The price/level/inflation shock categorizer like Ian McCafferty thinks to himself: ‘oil prices won’t keep going up and up. This a one-off. Inflation is caused by the sum of the individual sectoral inflation rates. So when this one-off oil price change is done, the oil sector will be back to contributing zero to the inflation rate. Since we are inflation targeters, we can ignore the oil price rise.’
But this is all wrong. What’s happened is that there has been a change in lots of relative prices [brought about by a complex mix of demand and supply factors].
Notably, there has been a change in the price of oil as a final good relative to the other final goods; and a change in the price of oil relative to other inputs; and a change in the price of labour relative to what a given bundle of labour can produce.
When prices in the oil/petrol sector fall, we can’t simply project forwards the other sectoral inflation rates as before to work out what will happen.
What happens to these other sectors depends on what the central bank chooses to do with its policy instrument. If it wanted, it could make sure that the sum of these sectoral inflation indices added up to zero. Or whatever. And what it was appropriate to do depends on a whole host of things, as I went through in the previous post.

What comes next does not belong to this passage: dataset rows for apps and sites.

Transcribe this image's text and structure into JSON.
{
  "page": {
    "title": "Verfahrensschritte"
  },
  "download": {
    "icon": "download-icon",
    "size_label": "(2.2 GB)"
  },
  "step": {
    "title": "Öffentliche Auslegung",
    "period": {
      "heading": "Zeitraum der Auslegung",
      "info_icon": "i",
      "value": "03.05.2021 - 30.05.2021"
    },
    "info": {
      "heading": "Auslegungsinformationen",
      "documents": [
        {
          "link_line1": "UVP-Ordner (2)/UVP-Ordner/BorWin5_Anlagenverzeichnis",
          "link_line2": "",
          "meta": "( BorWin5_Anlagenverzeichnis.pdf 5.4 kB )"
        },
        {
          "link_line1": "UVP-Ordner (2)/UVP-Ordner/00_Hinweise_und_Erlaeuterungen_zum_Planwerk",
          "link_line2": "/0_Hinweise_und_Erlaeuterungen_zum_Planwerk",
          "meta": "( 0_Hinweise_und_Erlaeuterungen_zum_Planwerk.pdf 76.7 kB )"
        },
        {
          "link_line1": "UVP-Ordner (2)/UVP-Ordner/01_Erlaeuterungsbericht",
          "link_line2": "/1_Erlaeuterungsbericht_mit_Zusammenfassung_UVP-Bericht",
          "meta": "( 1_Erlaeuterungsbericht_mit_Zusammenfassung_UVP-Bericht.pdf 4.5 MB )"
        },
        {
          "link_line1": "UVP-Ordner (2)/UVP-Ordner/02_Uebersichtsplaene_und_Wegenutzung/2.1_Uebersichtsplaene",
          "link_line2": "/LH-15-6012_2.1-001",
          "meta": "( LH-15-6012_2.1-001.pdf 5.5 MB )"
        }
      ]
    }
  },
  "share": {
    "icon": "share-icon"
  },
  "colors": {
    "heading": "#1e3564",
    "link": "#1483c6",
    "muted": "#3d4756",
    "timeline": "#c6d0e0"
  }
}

This inflation is caused by the sum of its parts problem rears its head every time new inflation data gets released. Where we can read that inflation was ’caused’ by the prices that went up, and inhibited by the prices that went down. A classic example of this being this piece in the Guardian. (Though this problem is ubiquitous).
Sometimes this is harmless semantics. Often it can badly mislead. Next time you read ‘inflation soars as clothing retailers jack up prices’ pause a moment to say a prayer that the writer has not fallen foul of the bottom-up theory of inflation fallacy.